What happens, in my experience, is coupons attract temporary customers. They show up for the discount but don’t care anything about keeping you as their makeup artist. I don’t want those customers. My clientele knows me, trusts me and calls on me for special occasions like Mardi Gras balls and Azalea Trail Maid appearances. I do give my longtime clients the occasional product discount to show my appreciation for their business, but I generally limit those to once a year. I have other ways to attract customers without resorting to coupons.
I begin our relationship with a free skin care assessment and color match.
This is not really a freebie since I have to know something about her skin before I apply makeup to it. From a marketing standpoint this gives me some nice benefits. During this first appointment, I examine the skin for oil and dryness levels. I suggest products which the client samples. We spend a few minutes looking at the color wheel and matching her complexion to the shades I recommend. This builds trust and tells her, “I want to make you look great and I offer great service.”
I always answer listen to her.

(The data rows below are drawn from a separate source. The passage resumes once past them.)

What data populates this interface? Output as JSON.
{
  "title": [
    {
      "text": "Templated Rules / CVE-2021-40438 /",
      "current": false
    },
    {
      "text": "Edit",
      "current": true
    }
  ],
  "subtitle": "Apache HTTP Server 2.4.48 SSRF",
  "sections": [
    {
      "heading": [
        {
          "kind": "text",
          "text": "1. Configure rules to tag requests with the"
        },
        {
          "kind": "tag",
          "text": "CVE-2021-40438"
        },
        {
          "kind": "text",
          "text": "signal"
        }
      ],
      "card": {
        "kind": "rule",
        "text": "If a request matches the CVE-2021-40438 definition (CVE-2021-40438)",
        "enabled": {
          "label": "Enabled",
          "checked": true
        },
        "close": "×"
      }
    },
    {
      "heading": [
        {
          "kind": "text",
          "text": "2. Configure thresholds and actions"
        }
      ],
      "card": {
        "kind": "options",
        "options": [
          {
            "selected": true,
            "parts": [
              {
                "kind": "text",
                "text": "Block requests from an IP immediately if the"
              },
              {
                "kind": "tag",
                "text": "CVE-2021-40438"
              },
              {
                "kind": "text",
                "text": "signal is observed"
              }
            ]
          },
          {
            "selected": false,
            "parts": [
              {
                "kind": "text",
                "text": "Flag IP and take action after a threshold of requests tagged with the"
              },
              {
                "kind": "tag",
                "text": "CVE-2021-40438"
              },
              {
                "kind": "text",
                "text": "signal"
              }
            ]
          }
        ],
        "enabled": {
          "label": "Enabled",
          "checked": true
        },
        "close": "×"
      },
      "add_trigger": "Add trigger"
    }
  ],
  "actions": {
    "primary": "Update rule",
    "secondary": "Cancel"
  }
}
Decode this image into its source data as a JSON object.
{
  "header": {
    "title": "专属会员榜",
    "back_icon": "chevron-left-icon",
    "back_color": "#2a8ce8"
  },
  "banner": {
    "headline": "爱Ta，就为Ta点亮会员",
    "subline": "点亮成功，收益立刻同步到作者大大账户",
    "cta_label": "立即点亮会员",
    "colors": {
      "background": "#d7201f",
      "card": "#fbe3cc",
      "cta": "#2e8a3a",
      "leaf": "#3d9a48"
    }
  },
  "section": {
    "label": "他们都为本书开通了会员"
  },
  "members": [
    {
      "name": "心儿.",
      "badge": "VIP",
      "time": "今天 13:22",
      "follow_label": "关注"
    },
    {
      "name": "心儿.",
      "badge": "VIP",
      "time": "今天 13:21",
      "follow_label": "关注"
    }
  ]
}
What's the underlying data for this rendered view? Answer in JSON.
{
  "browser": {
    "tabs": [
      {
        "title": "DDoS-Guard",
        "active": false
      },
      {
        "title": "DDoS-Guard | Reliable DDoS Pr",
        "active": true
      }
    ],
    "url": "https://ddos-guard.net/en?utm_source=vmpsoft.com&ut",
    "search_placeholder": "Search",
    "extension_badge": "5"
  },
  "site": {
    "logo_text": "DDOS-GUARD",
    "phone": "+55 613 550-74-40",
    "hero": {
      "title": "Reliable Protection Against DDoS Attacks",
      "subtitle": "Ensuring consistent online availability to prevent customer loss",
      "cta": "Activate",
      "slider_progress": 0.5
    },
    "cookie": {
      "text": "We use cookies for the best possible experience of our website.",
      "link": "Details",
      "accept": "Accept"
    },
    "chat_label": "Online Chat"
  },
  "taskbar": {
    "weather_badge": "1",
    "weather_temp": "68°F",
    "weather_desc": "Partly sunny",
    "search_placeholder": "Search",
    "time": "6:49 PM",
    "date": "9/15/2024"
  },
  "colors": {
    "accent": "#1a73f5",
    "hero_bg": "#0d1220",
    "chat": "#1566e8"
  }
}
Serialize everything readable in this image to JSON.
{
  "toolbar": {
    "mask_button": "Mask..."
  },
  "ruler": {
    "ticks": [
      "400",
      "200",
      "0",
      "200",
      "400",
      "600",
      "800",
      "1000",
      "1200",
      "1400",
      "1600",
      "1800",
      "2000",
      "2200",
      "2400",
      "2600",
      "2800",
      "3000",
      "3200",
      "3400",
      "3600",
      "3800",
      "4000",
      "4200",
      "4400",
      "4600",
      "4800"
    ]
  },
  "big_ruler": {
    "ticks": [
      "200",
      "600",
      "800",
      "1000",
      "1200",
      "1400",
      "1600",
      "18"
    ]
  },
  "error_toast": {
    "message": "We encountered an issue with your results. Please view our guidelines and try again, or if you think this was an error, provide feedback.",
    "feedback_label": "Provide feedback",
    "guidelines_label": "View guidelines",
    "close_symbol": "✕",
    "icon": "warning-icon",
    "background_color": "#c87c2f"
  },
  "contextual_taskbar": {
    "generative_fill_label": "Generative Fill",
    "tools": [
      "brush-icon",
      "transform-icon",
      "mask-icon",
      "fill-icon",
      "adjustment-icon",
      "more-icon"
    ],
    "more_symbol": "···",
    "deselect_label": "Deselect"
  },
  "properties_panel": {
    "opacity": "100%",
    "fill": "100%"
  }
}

I make suggestions, sometimes strongly, but in the end her look choices are hers. I listen to her and deliver on what she orders. If she has a question about her skin or products, I answer them by returning her phone calls within the hour during business hours. If it’s the weekend, I call her on Monday, unless she is going to a pageant or another event.
I make makeup deliveries.
A recent scenario went like this, my client’s bag, including her makeup kit, was stolen backstage at an event. I had everything she had ordered from me on file, piled her products in the car and jetted to the theater with her replacements. I discreetly sent her an invoice afterward for the replacements and included a card saying how happy I was to serve her.
I truly believe that service trumps discounts. As a customer myself, I may visit a place for the free meal but I’m not coming back if I’m not wowed by the good service and good food. It’s the same in my business. I focus on good service without all the confusing discount programs and cheap coupons – and it’s working!